** DATA FOR THIS EXERCISE follows **
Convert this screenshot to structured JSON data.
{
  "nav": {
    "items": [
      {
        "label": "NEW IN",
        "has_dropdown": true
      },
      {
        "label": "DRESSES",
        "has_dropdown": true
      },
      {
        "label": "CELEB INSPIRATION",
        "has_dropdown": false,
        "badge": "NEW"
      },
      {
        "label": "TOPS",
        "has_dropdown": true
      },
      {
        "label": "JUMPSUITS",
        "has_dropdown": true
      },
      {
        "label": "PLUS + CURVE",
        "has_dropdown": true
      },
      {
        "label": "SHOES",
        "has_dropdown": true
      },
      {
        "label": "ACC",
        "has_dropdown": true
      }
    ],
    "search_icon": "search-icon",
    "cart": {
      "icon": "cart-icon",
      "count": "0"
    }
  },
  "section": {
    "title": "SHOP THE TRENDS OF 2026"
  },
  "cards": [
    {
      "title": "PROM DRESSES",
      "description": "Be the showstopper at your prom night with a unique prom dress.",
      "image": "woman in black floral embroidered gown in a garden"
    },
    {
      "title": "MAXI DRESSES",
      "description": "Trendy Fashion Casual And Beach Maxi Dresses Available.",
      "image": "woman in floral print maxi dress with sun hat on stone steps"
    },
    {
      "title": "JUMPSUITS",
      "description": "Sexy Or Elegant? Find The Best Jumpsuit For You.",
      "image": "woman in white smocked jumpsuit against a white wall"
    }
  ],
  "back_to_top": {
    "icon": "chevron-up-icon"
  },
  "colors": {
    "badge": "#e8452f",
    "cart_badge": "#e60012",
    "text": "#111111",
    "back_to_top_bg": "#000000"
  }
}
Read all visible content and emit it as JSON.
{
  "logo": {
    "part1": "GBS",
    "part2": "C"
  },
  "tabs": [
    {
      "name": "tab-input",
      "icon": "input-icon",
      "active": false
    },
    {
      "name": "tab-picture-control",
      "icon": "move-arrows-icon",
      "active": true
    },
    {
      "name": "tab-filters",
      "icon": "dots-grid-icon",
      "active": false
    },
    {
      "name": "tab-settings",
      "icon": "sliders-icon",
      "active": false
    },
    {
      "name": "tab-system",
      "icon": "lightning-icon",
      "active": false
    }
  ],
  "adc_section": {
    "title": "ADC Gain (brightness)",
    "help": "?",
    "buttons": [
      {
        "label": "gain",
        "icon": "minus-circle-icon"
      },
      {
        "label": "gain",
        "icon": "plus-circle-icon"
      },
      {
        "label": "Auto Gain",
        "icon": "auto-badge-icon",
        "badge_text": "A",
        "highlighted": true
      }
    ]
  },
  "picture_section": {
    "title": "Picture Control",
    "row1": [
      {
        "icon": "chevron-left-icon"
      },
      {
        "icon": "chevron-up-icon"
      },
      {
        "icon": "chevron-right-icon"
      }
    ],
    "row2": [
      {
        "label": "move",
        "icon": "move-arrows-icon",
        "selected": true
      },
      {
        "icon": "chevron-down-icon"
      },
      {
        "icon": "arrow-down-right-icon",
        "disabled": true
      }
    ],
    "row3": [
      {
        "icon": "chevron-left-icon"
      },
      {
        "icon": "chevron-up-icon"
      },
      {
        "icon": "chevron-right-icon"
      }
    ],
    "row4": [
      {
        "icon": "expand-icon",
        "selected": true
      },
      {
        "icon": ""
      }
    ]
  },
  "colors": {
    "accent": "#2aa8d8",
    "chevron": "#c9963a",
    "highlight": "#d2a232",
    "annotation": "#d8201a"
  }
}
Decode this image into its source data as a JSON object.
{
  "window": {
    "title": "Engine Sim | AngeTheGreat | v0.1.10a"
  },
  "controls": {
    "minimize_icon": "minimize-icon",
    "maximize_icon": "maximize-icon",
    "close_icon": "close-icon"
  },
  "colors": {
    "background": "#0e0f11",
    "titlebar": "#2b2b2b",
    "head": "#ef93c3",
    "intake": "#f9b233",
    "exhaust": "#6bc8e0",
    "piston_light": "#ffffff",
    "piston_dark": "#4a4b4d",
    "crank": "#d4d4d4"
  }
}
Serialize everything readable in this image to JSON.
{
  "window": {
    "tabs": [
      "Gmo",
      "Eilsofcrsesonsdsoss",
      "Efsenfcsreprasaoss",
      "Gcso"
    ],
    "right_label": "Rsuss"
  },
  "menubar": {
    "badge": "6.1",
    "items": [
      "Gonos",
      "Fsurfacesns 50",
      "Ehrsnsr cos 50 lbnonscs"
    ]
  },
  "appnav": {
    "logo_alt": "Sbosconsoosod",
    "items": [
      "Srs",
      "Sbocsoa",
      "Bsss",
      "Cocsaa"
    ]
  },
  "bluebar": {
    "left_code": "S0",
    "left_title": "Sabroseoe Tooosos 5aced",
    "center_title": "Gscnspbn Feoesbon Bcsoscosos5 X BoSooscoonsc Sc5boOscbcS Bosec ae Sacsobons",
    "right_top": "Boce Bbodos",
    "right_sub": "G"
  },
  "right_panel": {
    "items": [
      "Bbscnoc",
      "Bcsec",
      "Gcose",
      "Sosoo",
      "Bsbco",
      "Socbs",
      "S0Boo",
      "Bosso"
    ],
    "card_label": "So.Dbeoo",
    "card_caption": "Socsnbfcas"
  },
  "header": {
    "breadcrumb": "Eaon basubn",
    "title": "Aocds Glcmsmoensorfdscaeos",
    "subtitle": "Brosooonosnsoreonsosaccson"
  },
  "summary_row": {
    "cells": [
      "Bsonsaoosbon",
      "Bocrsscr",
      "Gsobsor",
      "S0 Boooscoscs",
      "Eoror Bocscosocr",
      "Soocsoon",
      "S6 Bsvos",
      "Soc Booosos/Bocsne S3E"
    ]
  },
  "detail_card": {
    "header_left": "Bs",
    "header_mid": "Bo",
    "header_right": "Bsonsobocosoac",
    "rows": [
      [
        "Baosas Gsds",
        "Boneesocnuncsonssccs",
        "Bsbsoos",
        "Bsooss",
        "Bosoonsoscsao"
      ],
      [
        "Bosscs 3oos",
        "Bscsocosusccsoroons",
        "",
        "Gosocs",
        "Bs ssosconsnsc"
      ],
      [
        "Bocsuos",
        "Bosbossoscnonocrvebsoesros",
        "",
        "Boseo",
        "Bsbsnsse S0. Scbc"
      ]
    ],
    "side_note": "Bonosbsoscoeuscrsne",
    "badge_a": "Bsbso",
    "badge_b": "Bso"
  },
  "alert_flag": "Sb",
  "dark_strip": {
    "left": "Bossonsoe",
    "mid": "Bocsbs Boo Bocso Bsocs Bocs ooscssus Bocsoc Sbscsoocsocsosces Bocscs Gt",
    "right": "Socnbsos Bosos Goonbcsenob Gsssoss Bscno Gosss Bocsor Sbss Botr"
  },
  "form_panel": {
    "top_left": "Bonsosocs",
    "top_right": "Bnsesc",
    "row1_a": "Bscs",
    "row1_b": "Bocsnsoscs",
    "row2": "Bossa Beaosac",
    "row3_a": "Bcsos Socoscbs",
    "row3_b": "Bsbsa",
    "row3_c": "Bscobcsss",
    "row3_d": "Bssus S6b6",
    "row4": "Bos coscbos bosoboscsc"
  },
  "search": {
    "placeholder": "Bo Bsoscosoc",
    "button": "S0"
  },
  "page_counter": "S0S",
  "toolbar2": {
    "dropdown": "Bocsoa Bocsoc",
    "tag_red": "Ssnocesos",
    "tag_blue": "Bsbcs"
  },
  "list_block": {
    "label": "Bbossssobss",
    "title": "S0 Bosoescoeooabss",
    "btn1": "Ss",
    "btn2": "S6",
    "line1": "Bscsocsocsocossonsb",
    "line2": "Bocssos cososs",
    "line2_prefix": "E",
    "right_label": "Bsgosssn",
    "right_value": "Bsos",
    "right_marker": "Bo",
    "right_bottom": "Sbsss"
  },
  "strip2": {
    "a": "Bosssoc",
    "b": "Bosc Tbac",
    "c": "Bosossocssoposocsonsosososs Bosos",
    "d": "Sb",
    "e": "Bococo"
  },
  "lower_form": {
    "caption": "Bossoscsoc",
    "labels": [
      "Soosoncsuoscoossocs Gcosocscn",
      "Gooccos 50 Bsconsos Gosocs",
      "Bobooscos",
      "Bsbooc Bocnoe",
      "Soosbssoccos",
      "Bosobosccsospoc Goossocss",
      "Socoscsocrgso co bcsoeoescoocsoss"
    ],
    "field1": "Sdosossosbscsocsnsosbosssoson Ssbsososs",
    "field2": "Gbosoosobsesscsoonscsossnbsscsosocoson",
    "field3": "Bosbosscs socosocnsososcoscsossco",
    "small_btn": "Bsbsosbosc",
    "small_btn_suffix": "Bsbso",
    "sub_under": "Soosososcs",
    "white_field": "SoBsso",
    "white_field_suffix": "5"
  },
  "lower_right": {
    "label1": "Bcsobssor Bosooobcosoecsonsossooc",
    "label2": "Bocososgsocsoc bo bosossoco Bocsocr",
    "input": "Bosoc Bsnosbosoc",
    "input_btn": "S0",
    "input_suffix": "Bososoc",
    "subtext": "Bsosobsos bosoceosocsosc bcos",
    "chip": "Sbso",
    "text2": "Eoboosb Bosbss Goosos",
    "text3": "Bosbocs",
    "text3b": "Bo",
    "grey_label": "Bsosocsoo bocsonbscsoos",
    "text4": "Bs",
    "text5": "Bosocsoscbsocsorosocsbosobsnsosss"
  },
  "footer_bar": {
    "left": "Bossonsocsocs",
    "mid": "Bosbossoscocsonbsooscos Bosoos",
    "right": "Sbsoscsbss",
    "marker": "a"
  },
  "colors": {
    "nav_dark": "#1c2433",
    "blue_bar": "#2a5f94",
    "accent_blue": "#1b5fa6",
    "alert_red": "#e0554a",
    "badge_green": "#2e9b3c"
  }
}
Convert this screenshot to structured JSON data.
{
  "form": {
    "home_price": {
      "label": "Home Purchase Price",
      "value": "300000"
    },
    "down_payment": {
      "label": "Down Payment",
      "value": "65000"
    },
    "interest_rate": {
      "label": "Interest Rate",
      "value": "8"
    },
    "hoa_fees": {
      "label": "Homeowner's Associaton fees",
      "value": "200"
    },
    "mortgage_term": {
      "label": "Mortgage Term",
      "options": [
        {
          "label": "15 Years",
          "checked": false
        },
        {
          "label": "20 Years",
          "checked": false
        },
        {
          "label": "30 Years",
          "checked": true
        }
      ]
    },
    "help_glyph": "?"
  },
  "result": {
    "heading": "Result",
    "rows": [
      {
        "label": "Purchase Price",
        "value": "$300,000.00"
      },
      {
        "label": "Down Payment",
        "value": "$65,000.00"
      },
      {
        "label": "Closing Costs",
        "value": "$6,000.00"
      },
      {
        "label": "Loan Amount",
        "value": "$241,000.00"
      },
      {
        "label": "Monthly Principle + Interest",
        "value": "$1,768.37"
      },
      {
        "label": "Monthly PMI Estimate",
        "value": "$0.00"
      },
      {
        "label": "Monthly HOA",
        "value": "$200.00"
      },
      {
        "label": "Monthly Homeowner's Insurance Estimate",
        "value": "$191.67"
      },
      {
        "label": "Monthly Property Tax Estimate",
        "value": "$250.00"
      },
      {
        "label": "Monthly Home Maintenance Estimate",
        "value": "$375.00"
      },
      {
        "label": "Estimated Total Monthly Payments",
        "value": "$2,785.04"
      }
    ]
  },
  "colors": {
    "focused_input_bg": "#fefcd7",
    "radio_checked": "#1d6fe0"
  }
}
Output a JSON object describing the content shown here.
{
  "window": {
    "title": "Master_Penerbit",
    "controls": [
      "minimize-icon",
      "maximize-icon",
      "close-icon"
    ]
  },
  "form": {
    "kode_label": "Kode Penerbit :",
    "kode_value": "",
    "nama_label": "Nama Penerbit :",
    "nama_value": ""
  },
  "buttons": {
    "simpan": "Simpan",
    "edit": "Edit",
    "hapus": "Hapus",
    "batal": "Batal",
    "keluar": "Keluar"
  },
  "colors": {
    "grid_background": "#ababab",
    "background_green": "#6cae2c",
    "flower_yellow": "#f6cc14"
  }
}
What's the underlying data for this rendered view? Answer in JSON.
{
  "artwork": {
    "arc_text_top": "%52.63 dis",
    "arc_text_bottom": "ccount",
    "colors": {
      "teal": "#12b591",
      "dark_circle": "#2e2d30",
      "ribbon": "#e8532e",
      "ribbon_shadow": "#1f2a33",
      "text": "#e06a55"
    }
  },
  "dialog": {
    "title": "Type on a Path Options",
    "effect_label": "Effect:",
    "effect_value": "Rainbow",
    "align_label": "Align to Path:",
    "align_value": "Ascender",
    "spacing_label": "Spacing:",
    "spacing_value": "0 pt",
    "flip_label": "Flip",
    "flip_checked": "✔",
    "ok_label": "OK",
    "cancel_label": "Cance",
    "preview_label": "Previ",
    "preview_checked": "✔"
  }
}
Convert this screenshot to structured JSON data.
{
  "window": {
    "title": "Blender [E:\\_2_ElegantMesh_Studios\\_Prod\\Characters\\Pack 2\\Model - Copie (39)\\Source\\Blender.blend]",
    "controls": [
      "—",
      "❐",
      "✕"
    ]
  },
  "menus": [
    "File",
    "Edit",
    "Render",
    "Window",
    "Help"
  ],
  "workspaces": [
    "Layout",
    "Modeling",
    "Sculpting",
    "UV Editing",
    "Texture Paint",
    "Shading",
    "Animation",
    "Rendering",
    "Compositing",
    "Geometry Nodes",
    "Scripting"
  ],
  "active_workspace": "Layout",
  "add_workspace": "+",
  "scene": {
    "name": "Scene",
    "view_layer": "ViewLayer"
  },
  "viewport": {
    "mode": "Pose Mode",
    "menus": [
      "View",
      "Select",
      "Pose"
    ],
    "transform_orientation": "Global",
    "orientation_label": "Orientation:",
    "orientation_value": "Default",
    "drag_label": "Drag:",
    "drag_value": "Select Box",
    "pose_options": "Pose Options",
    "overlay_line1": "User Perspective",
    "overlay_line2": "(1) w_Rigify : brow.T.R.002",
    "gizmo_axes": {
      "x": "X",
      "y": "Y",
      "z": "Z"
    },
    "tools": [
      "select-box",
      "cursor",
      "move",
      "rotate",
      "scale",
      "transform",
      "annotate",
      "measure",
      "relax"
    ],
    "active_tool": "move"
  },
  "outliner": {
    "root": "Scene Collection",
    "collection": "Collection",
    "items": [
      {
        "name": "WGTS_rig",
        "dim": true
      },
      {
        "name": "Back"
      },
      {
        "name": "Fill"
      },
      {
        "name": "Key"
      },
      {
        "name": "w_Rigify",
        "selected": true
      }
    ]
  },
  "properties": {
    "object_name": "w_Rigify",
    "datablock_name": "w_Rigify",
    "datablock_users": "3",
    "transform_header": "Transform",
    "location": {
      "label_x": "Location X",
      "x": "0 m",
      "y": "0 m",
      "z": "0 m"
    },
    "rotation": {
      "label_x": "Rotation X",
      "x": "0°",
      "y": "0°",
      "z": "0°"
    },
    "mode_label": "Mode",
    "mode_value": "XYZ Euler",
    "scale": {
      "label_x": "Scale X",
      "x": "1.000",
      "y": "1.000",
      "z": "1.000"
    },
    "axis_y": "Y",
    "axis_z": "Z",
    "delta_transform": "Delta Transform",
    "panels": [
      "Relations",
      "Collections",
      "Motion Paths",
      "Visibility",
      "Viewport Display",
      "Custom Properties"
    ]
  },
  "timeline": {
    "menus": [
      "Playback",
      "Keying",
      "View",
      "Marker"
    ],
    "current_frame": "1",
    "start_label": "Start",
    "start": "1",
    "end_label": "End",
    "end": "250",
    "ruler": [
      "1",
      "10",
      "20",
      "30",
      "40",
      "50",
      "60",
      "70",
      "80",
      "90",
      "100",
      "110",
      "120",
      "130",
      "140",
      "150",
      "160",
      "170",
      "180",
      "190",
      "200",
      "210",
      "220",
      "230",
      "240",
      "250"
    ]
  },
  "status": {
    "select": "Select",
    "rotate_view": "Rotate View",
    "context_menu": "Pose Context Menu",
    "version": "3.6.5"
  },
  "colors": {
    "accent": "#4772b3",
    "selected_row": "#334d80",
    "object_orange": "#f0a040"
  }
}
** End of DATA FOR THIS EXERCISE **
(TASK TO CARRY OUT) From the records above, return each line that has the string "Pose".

(TASK RESPONSE)
    "mode": "Pose Mode",
      "Pose"
    "pose_options": "Pose Options",
    "context_menu": "Pose Context Menu",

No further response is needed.